by Dr. Bill Hunter

To succeed in today’s global workforce, youth must have a wide variety of competencies, some of which are dependent on their career path.  In addition to functional job skills, which vary from position to position, there are, however, common competencies that all young people need to develop regardless of their chosen field.  These competencies include computing and technology skills, time management, critical thinking and inferencing skills, language capability, and also presentation and broad communication skills.  Global competence, however, is the competency that will have the greatest impact on young people’s success in the global workforce, and ultimately support the achievement of the Sustainable Development Goals.

A consensus definition and framework for “global competence” was thoroughly researched on a global scale, taking into account the perspectives of a wide variety of cultures around the world as well as the needs and expectations of all sectors—education, civil society, government, and business.  It has been defined and reported as follows:

“Having an open mind while actively seeking to understand cultural norms and expectations of others, and leveraging this gained knowledge to interact, communicate and work effectively in diverse environments.” (Hunter, 2004)

Bill Hunter


In addition to the consensus definition for global competence, original research was conducted to identify the knowledge, skills, and attitudes that encompass the term.  The Global Competence Model™ was created to summarize each of the factors resulting from the research.  The model has been organized into concentric rings, starting in the core with Self-Awareness, followed by the next layer of attitudes (Risk Taking, Open-Mindedness, and Attentiveness to Diversity, which includes both perceiving and respecting difference).  These interior green areas of the model constitute the Internal Readiness dimensions.  The next layer consists of global knowledge, as displayed by the Global Awareness dimension, which is the overt aspects of culture across many of the nations that play a critical role in today’s global society, as well as Historical Perspective, which represents the covert aspects of cultural development.  The outermost ring displays the people skills necessary for success, including a person’s ability to adapt to varying cultural situations, as represented by Intercultural Capability, as well as a person’s ability to interact effectively in a team of diverse people by bridging cultural differences, which is referred to as Collaboration Across Cultures.  These outer blue rings are categorized as External Readiness

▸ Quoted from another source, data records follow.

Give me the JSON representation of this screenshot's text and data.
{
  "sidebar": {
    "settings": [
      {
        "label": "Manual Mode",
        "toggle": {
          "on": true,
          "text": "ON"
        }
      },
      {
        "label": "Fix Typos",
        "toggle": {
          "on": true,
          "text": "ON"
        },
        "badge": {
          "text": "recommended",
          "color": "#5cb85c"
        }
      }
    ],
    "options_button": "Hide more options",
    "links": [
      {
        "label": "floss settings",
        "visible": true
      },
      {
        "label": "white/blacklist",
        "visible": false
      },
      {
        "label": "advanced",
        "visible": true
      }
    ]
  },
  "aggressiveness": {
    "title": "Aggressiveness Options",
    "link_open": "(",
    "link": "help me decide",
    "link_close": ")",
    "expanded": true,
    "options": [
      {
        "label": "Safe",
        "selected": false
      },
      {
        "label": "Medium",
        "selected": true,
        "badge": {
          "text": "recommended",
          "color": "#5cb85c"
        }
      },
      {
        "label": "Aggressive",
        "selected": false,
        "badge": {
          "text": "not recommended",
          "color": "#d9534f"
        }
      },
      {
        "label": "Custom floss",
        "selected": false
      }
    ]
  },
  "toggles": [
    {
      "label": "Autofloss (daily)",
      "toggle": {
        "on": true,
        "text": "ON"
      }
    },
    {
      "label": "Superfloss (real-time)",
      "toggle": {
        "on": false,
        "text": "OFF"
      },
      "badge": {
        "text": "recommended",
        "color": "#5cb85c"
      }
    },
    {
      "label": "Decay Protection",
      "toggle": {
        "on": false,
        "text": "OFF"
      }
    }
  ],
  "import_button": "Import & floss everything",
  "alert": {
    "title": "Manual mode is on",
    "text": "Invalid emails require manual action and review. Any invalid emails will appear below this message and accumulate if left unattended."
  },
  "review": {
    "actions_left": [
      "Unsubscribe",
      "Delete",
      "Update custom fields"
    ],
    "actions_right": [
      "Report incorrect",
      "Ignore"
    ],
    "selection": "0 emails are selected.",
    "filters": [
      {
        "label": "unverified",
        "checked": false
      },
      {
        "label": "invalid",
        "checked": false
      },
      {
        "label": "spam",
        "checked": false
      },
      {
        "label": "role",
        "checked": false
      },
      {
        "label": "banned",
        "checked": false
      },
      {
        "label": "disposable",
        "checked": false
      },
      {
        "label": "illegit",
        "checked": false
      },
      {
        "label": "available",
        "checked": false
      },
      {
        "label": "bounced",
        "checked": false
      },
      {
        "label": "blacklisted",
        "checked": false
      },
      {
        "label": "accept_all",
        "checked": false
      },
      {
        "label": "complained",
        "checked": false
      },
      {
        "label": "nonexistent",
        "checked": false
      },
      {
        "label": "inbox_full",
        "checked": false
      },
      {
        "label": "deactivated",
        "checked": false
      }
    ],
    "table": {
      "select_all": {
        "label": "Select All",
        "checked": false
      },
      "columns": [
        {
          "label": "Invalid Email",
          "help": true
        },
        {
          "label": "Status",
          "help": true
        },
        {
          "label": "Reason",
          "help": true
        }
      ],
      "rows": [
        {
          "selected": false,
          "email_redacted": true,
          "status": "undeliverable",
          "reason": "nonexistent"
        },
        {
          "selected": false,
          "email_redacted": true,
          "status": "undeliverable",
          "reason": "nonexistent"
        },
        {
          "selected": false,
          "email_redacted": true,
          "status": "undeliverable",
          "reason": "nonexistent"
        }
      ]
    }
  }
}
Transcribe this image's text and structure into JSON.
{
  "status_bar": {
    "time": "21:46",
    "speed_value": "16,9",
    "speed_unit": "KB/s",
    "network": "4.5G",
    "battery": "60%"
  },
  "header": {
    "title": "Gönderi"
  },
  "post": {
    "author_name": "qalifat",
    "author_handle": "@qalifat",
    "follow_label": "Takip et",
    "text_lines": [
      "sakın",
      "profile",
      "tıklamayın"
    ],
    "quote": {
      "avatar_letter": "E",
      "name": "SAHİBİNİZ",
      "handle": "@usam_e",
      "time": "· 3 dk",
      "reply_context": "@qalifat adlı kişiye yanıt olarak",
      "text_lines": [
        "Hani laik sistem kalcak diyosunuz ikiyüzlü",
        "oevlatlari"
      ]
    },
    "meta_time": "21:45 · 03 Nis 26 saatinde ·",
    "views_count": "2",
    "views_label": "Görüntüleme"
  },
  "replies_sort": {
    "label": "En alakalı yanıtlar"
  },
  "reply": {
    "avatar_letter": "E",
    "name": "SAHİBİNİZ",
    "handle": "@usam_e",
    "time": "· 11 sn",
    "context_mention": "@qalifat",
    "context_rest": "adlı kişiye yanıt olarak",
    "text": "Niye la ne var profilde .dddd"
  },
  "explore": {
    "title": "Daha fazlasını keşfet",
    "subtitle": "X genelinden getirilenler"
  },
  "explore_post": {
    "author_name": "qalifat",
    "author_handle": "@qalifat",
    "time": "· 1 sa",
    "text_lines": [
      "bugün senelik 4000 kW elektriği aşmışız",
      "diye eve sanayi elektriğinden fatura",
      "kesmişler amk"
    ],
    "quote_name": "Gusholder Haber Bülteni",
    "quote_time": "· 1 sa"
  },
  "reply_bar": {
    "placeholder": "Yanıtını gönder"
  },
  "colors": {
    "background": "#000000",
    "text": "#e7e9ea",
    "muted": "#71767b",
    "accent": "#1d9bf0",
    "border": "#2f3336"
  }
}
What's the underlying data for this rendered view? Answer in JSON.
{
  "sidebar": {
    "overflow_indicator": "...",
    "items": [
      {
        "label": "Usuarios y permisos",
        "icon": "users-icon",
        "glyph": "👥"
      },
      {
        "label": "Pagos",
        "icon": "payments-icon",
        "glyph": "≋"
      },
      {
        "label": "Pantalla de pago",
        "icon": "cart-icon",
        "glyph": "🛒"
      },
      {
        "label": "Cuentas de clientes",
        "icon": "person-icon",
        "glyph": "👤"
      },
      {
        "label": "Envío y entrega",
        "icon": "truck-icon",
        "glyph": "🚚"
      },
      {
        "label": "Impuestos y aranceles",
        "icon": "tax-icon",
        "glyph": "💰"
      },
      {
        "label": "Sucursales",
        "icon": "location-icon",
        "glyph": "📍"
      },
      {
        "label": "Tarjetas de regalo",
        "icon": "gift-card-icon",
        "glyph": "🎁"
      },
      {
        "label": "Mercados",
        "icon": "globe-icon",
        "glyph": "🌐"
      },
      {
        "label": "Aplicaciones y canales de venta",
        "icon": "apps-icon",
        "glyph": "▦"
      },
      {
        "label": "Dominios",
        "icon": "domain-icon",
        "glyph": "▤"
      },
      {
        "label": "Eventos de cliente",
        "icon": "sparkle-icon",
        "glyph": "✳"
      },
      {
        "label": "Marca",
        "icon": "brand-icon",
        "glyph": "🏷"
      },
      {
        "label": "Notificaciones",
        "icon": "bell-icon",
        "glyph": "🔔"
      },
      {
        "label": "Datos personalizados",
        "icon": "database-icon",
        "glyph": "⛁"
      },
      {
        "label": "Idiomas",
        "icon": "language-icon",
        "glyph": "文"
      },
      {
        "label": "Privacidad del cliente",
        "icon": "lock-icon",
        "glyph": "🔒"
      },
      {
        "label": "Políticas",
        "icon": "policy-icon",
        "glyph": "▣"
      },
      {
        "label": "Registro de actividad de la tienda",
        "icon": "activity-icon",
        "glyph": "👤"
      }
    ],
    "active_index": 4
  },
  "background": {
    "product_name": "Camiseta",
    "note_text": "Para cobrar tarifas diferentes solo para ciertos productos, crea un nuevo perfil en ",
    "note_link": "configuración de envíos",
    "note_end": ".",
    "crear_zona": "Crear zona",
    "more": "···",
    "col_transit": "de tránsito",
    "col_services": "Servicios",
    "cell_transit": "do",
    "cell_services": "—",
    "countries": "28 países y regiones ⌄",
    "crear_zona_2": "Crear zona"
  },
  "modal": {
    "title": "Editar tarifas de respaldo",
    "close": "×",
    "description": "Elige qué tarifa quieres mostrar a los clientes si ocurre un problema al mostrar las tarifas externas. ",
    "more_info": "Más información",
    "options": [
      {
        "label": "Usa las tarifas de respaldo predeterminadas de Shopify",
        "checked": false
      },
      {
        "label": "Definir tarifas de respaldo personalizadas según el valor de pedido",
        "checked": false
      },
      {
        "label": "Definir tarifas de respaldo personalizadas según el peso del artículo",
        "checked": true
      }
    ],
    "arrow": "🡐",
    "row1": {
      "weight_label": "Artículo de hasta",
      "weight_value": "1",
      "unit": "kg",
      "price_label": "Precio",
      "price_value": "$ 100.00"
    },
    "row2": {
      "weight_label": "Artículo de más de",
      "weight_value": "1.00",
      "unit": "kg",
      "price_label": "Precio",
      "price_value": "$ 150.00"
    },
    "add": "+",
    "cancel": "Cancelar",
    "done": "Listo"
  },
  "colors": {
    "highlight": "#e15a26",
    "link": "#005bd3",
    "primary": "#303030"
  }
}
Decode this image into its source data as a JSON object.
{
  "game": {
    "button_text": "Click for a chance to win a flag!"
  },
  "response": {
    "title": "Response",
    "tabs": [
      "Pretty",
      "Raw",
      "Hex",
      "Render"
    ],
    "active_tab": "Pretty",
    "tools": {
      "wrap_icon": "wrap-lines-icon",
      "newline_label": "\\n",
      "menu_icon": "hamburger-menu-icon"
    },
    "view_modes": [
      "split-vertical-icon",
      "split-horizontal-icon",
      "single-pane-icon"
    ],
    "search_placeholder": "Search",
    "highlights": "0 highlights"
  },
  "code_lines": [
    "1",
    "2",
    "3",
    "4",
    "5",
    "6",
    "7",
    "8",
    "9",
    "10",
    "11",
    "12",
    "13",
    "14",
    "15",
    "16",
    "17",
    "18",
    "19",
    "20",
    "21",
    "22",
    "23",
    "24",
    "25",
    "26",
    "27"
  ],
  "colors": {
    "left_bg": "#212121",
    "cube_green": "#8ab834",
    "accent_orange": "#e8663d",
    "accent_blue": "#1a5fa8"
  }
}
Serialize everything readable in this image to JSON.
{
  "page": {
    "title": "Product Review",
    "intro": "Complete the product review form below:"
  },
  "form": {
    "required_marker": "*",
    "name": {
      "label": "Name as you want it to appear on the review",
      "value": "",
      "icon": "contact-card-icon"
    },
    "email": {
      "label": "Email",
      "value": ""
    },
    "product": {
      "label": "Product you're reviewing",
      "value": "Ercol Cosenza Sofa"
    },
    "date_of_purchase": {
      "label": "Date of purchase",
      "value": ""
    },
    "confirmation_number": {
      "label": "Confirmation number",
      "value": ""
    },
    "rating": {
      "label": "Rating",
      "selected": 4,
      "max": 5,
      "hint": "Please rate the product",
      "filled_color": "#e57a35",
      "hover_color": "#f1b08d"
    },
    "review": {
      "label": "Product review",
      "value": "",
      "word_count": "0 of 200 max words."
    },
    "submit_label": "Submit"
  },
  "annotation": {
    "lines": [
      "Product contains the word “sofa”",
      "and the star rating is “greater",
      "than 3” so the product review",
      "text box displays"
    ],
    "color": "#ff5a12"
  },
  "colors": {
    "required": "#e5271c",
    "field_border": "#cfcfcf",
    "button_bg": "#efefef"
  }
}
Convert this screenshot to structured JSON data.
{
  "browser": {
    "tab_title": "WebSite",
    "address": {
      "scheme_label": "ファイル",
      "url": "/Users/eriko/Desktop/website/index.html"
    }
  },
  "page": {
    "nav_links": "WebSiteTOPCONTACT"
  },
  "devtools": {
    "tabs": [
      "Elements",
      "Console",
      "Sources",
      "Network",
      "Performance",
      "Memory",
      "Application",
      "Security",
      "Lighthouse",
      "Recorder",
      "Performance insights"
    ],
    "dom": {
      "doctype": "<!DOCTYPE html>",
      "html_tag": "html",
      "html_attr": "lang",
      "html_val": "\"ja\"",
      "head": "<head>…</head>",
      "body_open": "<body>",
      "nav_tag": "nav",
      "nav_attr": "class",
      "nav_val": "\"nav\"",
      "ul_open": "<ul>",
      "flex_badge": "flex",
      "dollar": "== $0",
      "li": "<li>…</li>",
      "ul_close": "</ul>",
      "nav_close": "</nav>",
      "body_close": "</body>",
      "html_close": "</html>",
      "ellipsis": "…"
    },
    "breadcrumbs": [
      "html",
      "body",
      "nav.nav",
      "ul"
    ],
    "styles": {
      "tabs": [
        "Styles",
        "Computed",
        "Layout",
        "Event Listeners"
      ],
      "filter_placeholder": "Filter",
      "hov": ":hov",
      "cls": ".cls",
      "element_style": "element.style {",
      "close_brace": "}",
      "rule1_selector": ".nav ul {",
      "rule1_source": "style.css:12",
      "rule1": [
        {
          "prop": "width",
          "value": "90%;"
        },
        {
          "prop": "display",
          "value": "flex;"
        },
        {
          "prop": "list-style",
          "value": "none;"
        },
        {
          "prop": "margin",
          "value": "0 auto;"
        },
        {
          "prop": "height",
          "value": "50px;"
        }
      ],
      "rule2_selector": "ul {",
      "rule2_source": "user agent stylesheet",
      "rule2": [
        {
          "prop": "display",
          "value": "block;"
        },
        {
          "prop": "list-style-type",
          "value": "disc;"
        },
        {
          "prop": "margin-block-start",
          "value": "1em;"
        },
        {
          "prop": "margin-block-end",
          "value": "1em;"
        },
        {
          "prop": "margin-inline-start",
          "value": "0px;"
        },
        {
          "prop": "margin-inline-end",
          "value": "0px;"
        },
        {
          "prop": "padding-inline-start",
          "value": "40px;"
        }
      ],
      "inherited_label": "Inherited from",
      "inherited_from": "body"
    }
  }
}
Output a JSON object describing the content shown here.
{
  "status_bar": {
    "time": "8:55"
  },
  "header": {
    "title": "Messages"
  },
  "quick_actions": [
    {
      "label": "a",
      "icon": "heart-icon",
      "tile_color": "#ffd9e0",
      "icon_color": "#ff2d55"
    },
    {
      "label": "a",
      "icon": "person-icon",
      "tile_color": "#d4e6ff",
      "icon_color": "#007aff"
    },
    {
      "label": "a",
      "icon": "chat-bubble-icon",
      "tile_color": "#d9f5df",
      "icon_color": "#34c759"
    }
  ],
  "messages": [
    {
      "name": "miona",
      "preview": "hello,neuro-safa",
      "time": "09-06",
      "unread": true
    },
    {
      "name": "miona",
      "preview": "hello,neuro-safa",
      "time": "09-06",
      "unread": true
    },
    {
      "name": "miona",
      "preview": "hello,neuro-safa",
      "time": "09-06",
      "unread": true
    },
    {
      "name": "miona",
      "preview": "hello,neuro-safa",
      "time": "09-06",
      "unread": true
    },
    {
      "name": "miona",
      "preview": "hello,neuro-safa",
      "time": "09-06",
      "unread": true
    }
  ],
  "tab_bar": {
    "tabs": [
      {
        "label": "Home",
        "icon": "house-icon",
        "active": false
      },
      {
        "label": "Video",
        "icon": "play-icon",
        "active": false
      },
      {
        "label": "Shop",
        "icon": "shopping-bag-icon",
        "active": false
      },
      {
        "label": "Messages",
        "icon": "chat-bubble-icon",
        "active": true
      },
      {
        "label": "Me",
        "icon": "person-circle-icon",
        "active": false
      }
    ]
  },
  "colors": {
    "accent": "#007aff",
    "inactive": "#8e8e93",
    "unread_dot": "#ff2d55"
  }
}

For a person to be considered globally competent, it is necessary to have skills in all areas of the model and strength across both Internal Readiness and the External Readiness categories.  Global competence, therefore, is an umbrella term that includes all eight (8) unique aptitudes mentioned above.  A person who is globally competent would have sound capability in all areas.  Having only strong knowledge is not enough and cannot compensate for an individual with inferior people skills or poor attitudes.  Likewise, a person with good people skills in their home country needs to have knowledge of other cultures in order to determine which approach to take or what adjustments to make when establishing relationships in other cultures; their domestic approaches will not be effective when the cultural context changes.  For this reason, External Readiness is a combination of both global knowledge and interpersonal skills.

Functional skills, combined with global competence, will provide youth with the means to reach across all sectors to develop a coalition of the committed – those with firm determination to achieve the Sustainable Development Goals.